One engine failed, did the flop again perfectly. Not enough power for landing. Starship has to get the header tanks working after a big flop which non-reusable rockets don't have to bother with.

SLS finally had a testfire after 30 years of development and the engines shutdown long before planned. Whereas a year ago, Starship was only a non functional mockup.

In one year of dev, starship has had more test flights than Ares-SLS-SDHLV ever did, even though it's just engines strapped to the bottom of a late 70s big orange tank.
39   Eric Holder   ignore (0)   2021 Feb 2, 2:51pm     ↓ dislike (0)   quote   flag      

Shaman says
This would require a space ship to be assembled in Earth orbit that could support a two year mission to an asteroid and back.


The name of the ship will be "Nostromo"....
40   georgeliberte   ignore (0)   2021 Feb 3, 11:21am     ↓ dislike (0)   quote   flag      

I hired a lawyer to get a refund from Musk; he was recommended by the Clintons.
41   HunterTits   ignore (4)   2021 Feb 3, 5:28pm     ↓ dislike (0)   quote   flag      

Shaman says
One mission should be able to send one million metric tons back to Earth, resulting in a gross of 1 TRILLION DOLLARS.


No it won't. Because all that will depress the prices those minerals go for. Supply & demand.
42   rocketjoe79   ignore (1)   2021 Feb 3, 6:33pm     ↓ dislike (0)   quote   flag      

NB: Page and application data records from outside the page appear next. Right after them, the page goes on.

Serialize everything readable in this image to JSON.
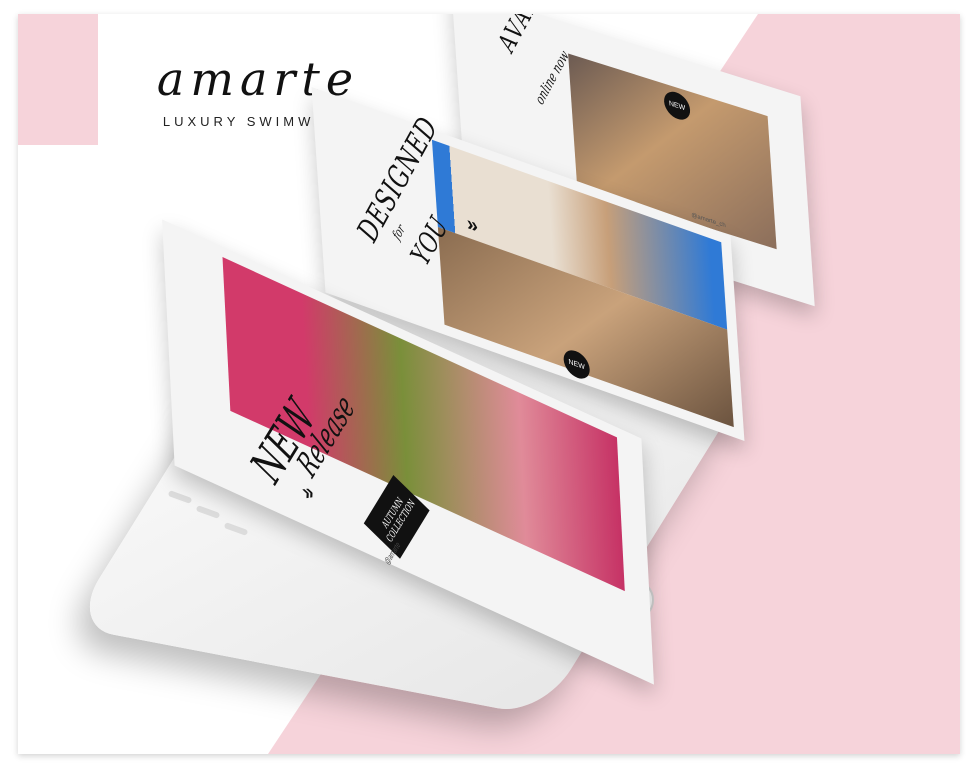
{
  "brand": {
    "name": "amarte",
    "tagline": "LUXURY SWIMWEAR"
  },
  "cards": {
    "top": {
      "title": "AVAILABLE",
      "subtitle": "online now",
      "badge": "NEW",
      "handle": "@amarte_ch"
    },
    "middle": {
      "title_1": "DESIGNED",
      "title_for": "for",
      "title_2": "YOU",
      "badge": "NEW",
      "chevron": "»"
    },
    "bottom": {
      "title_1": "NEW",
      "title_2": "Release",
      "collection_line_1": "AUTUMN",
      "collection_line_2": "COLLECTION",
      "handle": "@amarte",
      "chevron": "»"
    }
  },
  "icons": [
    "chevron-double-right-icon",
    "starburst-badge-icon",
    "home-button-icon"
  ],
  "colors": {
    "accent_pink": "#f6d3da",
    "photo_pink": "#d23a6a",
    "photo_blue": "#2f7ad6",
    "dark": "#111111"
  }
}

HunterTits says
The 'starship' just blew up (again).


This is the Way.

Compilation of Falcon Rocket Follies:
https://www.youtube.com/watch?v=p9FzWPObsWA

« First    « Previous    Comments 3 - 42 of 42    Last »


about   best comments   contact   one year ago   suggestions